Newest Review: ... staple. While growing up I never had the most powerful computer but I recall this game performing well even under the more minimalistic... more
Member Name: thole09
Advantages: Five different cats, Simple graphics
Disadvantages: Lack of features, Some sound
"Catz: Your Computer Petz" is a virtual pet simulation video game. It was first released in 1996 as a PC CD-ROM title by PF Magic. In the United States, the game received an age guidance rating of "K&A" which deemed it suitable for all ages. The system requirements to run the game are minimal but include:
Processor: Equivalent to 50 MHz
OS: Windows 3.1, Windows 95
Memory: 4 MB RAM

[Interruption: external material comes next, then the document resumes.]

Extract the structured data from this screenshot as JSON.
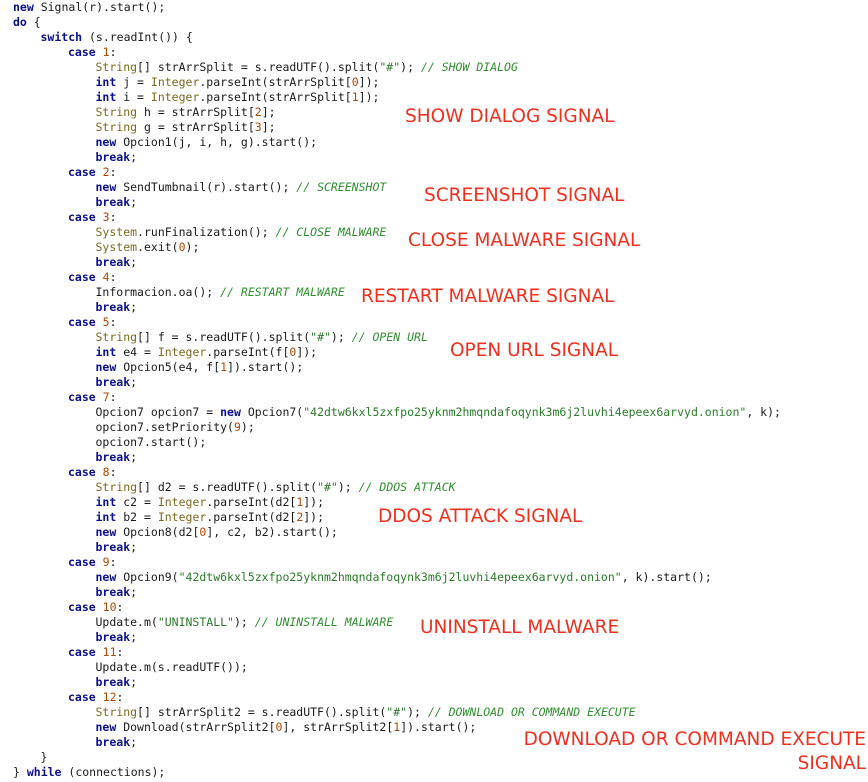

Hard Drive: 10 MB Available
Video card: 16 colour
Sound card: Recommended
I remember this game being one of the first "full version" games I have had the pleasure of owning. It was given to me as a gift by my late father shortly after the time of its release; around about the same time when dial-up Internet was becoming a more popular household staple. While growing up I never had the most powerful computer but I recall this game performing well even under the more minimalistic of hardware it was subject to. The game also proves itself to be no trouble for modern systems today, and I still find it to be operational in Windows XP Home Edition.
Catz could perhaps be described as an interactive screensaver. The game starts from within an adoption area where players can select from one of five breeds. Each cat features unique personality traits from shy and timid to feisty and playful, and I found these aspects to be programmed into each respective virtual animal well. After choosing a breed the player then names his or her cat and is brought to a screen with the cat's belongings. Simple clicks of the mouse fill its food bowl, throw its ball of yarn, and move its bed into place. Each cat will also show interest in the mouse cursor and the more playful breeds will aimlessly chase it around the screen. The player's cat is initially confined to a predefined area within the screen but the player can alter this to a full screen mode where the cat and its things have an "always on top" attribute applied. This was a slight hindrance to me as I had to continually swap between full screen and normal modes when attempting to load other applications. With my cat on full screen mode, I can not click on my start menu or other folders. The player's cat can also become a full fledged screensaver in Windows' advanced display settings, and when activated will see the cat crawl to its bed and sleep amongst a darkened display.
When considering the time of release and minimal system requirements, I find the graphics of the game to be well drawn and implement. Each cat moves in a fluid motion and I didn't find any sort of choppiness or lag. They are also drawn in a cartoonish manner to feature bulging eyes and animated whiskers. There is little by the way of sound in this video game. Any given cat will emit stereotypical meows and purrs when content but I soon found these short sound clips to become very repetitive in their presence. Some toys, such as a squeak mouse, also feature a "squeaking" sound which can becoming irritating should the cat be interested in the toy.
Catz was the foundation upon which many successors were built. It is certainly not the most aesthetically or feature packed video game in comparison to later versions, but I do still find myself drawn to its vintage charm and personal nostalgia factor. I would happily recommend it to prospective buyers.
Summary: Thumbs up